By Staff | Apr 25, 2011

Tom Loveall

At their meeting last Tuesday morning, the Faribault County Board discussed the recent awarding of a bid for providing meals at the law enforcement center and attempted to pass four motions dealing with those bids.

First, a motion by Commissioner Tom Loveall to reopen the procedure and call for new bids for the meals died for lack of a second.

A second motion, made by Loveall and seconded by Commissioner John Roper, called for the board to voice opposition to allowing the kitchen in the LEC to be used for preparation of meals for use outside of the jail.

After lengthy discussion, a third motion was made, seconded and passed to withdraw the motion concerning use of the kitchen.

Finally, a fourth motion was passed after even lengthier discussion. The commissioners voted to table the whole matter until County Attorney Troy Timmerman would have a chance to research if the board can legally make adjustments to an awarded bid.Loveall began the discussion by relating that he and Commissioner Bill Groskreutz, Jr., had held a meeting with staff from Parker Oaks in Winnebago and members of the sheriff’s office.

Parker Oaks is the current provider of meals at the jail, but the food is prepared in their kitchen in Winnebago and brought to the jail in Blue Earth.

The new request for proposal (bid) calls for the meals to be prepared in the LEC, and the kitchen at the jail be equipped for this purpose.

“After meeting with the folks from Parker Oaks, I decided to advocate for their position and ask that we reopen the bidding,” Loveall says. “Parker Oaks was not allowed enough time to prepare a bid for this new procedure.”

Groskreutz responded that he was not sure if two weeks was enough time or not, but he raised another issue.

“We did have a goal to reduce the cost of the meals at some time in the future when we first built the jail,” Groskreutz says. “And to find some way to equip the kitchen.”
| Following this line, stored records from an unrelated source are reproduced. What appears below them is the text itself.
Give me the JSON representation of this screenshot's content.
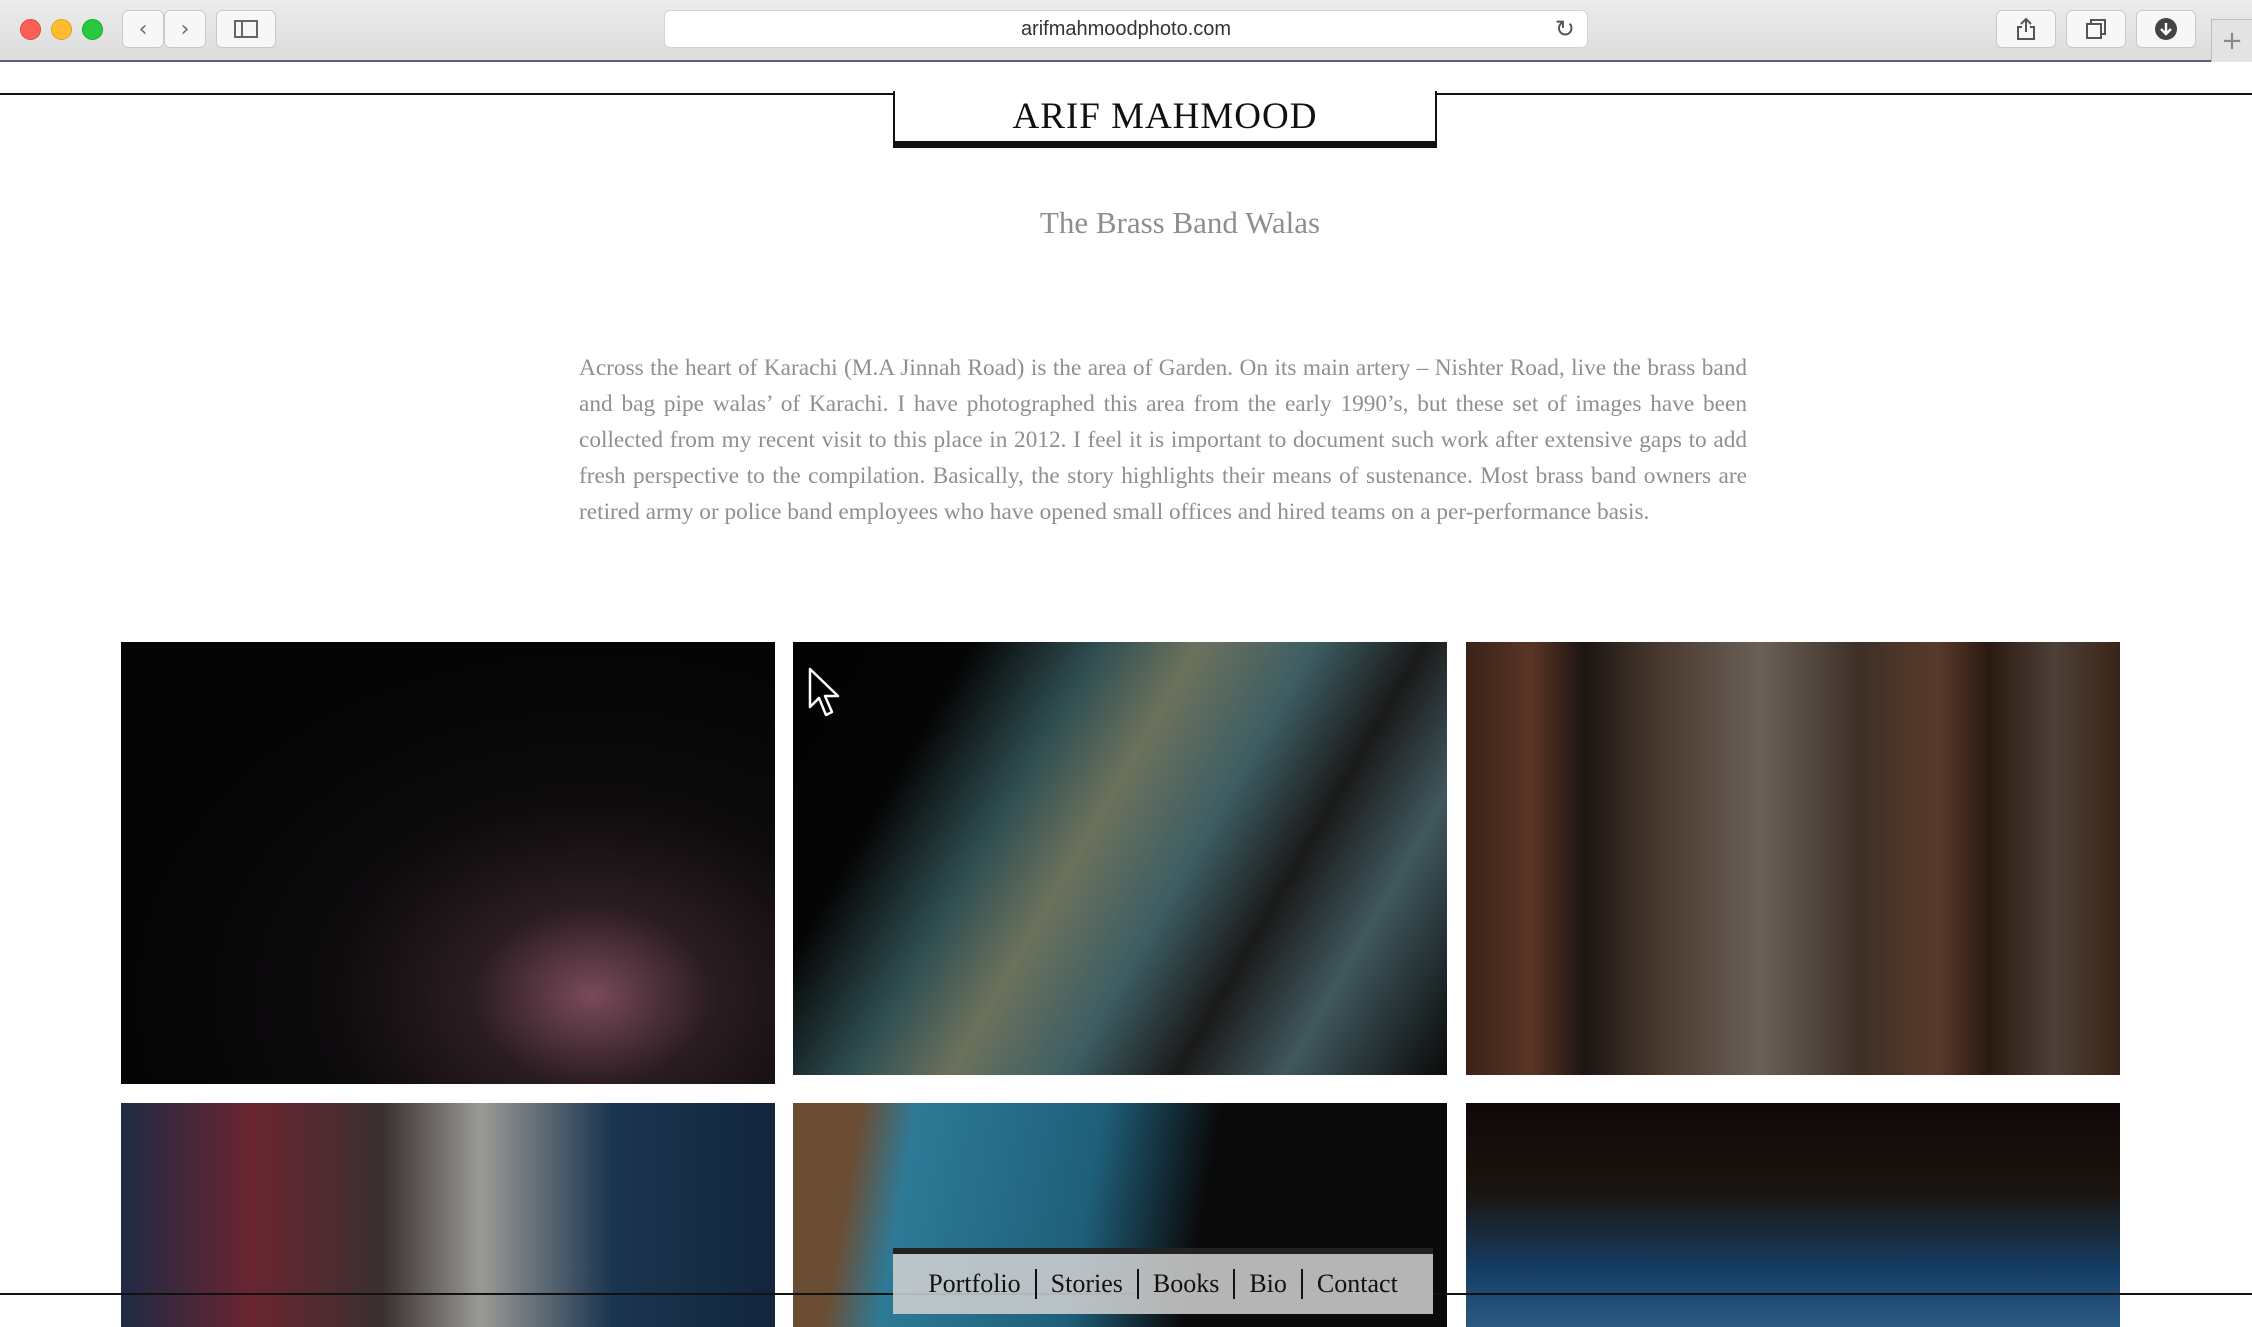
{
  "browser": {
    "url": "arifmahmoodphoto.com",
    "back_icon": "chevron-left",
    "forward_icon": "chevron-right",
    "sidebar_icon": "sidebar",
    "reload_icon": "reload",
    "share_icon": "share",
    "tabs_icon": "tab-overview",
    "download_icon": "download",
    "new_tab_icon": "plus"
  },
  "site": {
    "logo": "ARIF MAHMOOD"
  },
  "story": {
    "title": "The Brass Band Walas",
    "body": "Across the heart of Karachi (M.A Jinnah Road) is the area of Garden. On its main artery – Nishter Road, live the brass band and bag pipe walas’ of Karachi. I have photographed this area from the early 1990’s, but these set of images have been collected from my recent visit to this place in 2012. I feel it is important to document such work after extensive gaps to add fresh perspective to the compilation. Basically, the story highlights their means of sustenance. Most brass band owners are retired army or police band employees who have opened small offices and hired teams on a per-performance basis."
  },
  "nav": {
    "items": [
      "Portfolio",
      "Stories",
      "Books",
      "Bio",
      "Contact"
    ]
  },
  "colors": {
    "chrome_bg": "#dcdcdc",
    "text_gray": "#8f8f8f",
    "ink": "#111111"
  }
}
Groskreutz also worried about changing the bid procedure after it has occurred.

“My concern is that we not move away from our legal bid process,” he says.

Commissioner Tom Warmka agreed.

“I never want to trash our bid process,” Warmka says. “I’m proud that we have been able to use meals from local Faribault County businesses. But, when we went to a different plan for doing the meals, all businesses could bid.”

After his first motion died for lack of a second, Loveall explained why he thought it wasn’t right for a business to use a county facility, such as the kitchen in the jail, for their own purposes.

“I’m not sure it is illegal or unethical, but I feel we have the right to take a position on this and protect a local business,” Loveall says. “Parker Oaks is getting blindsided by this action. They will be at a disadvantage.”

After Loveall’s motion to oppose use of the kitchen was withdrawn, the commissioners said they wanted to study the matter more closely.

“I think tabling it will give us more time to study the RFP (request for proposal), the bids and the contract,” Groskreutz says.

Sheriff Mike Gormley gave each of the commissioners and the county attorney a copy of the RFP and the two bids which had been received.

However, Gormley says the actual contract with A’viands Food and Services Management Company of Roseville has not yet been received in his office.

“We are expecting to receive it from A’viands later this week,” Gormley told the board.